Hello friends! Good to see you here again. Various missions and breadwinning enterprises have put off blog entries for a while, but I’d like to share with you some of the recent typo pictures sent in by readers. No typo corrections, though. Come on, folks– do I need to show you how it’s done again? Uh oh. I’m going to regret saying that, aren’t I?
Typo hunters have been active in various areas of the country. The first picture that I’d like to share comes to us from Rebecca C. She found a typo in Cañon City, Colorado, which, interestingly enough, is one of the few American cities to have an eñe in its name. Even more interestingly, that symbol was added to the name of the city less than twenty years ago in a decision by the U.S. Board on Geographic Names. This is a change from their usual behavior of wiping out as much punctuation as possible in U.S. place names.
Anyway! Back to the typo itself. I just get so excited about grammatical asides sometimes. You’ll have to forgive me. Rebecca found a common error related to Roman emperors and salads:
How about that!
Meanwhile, in Texas, our regular contributor Karen S. was on the hunt. It didn’t take her long to discover that Plano fell victim to one of the many instances of the word “convenience” being spelled wrong. Really, should we just rethink the spelling of this word? Or perhaps we could just discourage its use. It’s such a thudding, dull word. I would love to be told by a sign that something has been provided for my comfort and delight. For my aid and succor, perhaps. In this Plano instance, how about simply telling us that lockers have been provided for us? Then we can decide whether we’d like to use them for our convenience, or whether we’d simply like to jam some stuff in them.
I find myself even more annoyed by the overuse of convenience’s dark twin, inconvenience. How many signs, friends, have told us over the years that they’re “sorry for any inconvenience this may cause”? In serious situations, it is a hopelessly inadequate word. If I find a sign like that hanging over a broken toilet, then I’m going to be more than merely inconvenienced, unless there’s an operational stall nearby. In minor, non-dire situations, the inconvenience doesn’t even need to be mentioned. You could just say “Snack machine is broken. Sorry about this.” That wording would come across as a lot more sincere, wouldn’t you say?
Hey, I like this ranting. It feels good. Maybe I’ll do more of it.
Here comes the title track. Mary B. recently visited a correctional facility in Michigan. I’m not sure of the circumstances surrounding this visit, but she was keeping an eye out for typos, and she found them. Oh boy, look at this one!

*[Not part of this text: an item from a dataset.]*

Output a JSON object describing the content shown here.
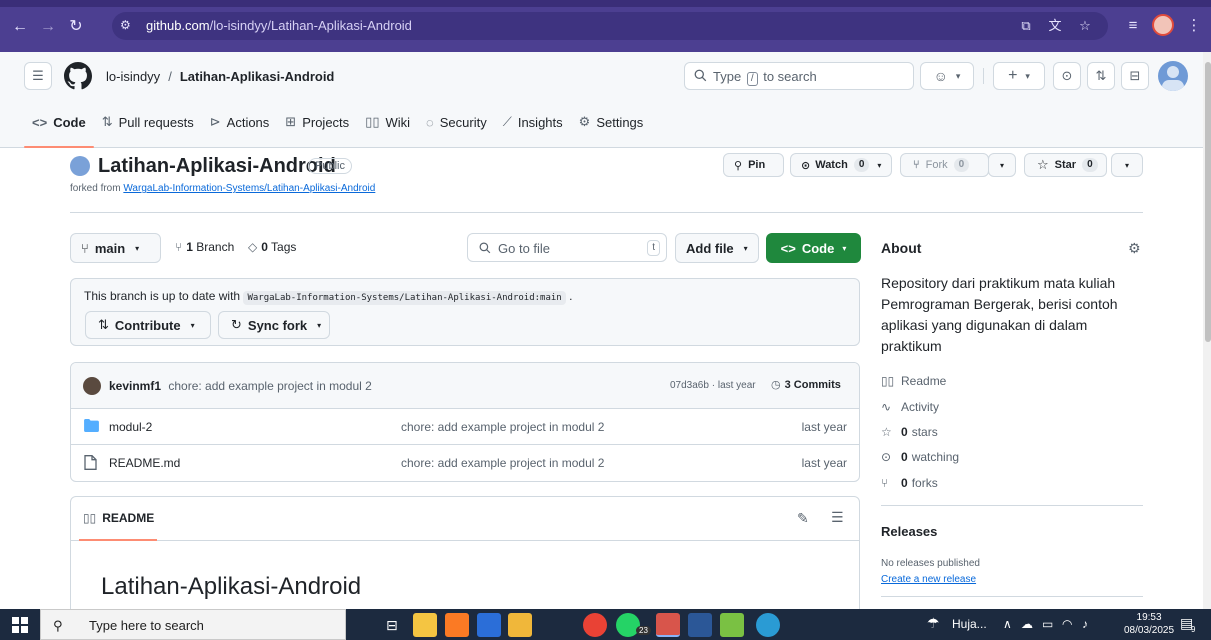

Double whammy! They really screwed this up. One might say, if one were trying to be excessively clever, that the correctional facility lacks the facility for correction. Wow! Thanks for the opportunity, Mary B. Hopefully someone will get this fixed.
And we have two contributions from J.H. in Connecticut. The first one, coming to us from West Haven, puts me in mind of the restaurant in my hometown that spelled “dining” wrong. Getting the word “luncheonette” correct if it’s part of your name seems like the most basic step. Check this out.
So my question is, is this the official name of Nick’s restaurant? What does it say on the business permits? If it really is official, then we have to let it go, in the (dubious) interest of creative license. In that case, I’d wonder about Nick’s judgment. Is he being subversive, somehow? But if the name is supposed to be Nick’s Luncheonette, then a swift fix for this is certainly in order. I’m going to be completely honest with you. If I saw this sign, I would wonder to myself, “He’s sloppy with his signage, so who’s to say it doesn’t carry over to the food prep? What if he puts mayo on my girlfriend’s club sandwich even after I asked him not to? Am I willing to take that chance?”
J.H.’s other contribution was found on the go. We can’t entirely be sure where this typo is, because we would need to know the location of the van on which it occurs. It’s a roving typo, and we all know those are the worst.
It’s funny, this “memeber”. I just came across the same typo in a document I was reading at a temporary assignment yesterday. And I’ve seen it before in remember. I’d probably see it in occurrences of dismember too, if I had the privilege of seeing that word more often in public discourse, that is.
The typos are out there. You have to help Benjamin and me find them and fix them, folks. Right now there’s a snowstorm outside my window, but maybe when things thaw out a bit, I’ll have to take a little walk around and try to get some typos fixed. It would be nice to put the correcting hat back on and see what I could do.
Let’s see, what other news do I have for you? Next month I’ll be giving a talk at Millersville University in Lancaster, Pennsylvania, for the Lancaster Literary Guild. If you’re in town, come on by. I gave a talk to a regional Mensa gathering a week or two ago and it was great fun; I’ll probably be using a similar program of content. If you enjoy long conversations about typos and the personal lives of typo hunters, you could check out the audio record of an interview that Benjamin and I did last night via Skype with an internet radio program, “At the Water Cooler with DK.”
Until next time! Happy March, and happy typo hunting. Remember that we’ve got your back. And, of course, always get permission when fixing a typo. But you knew that part was coming.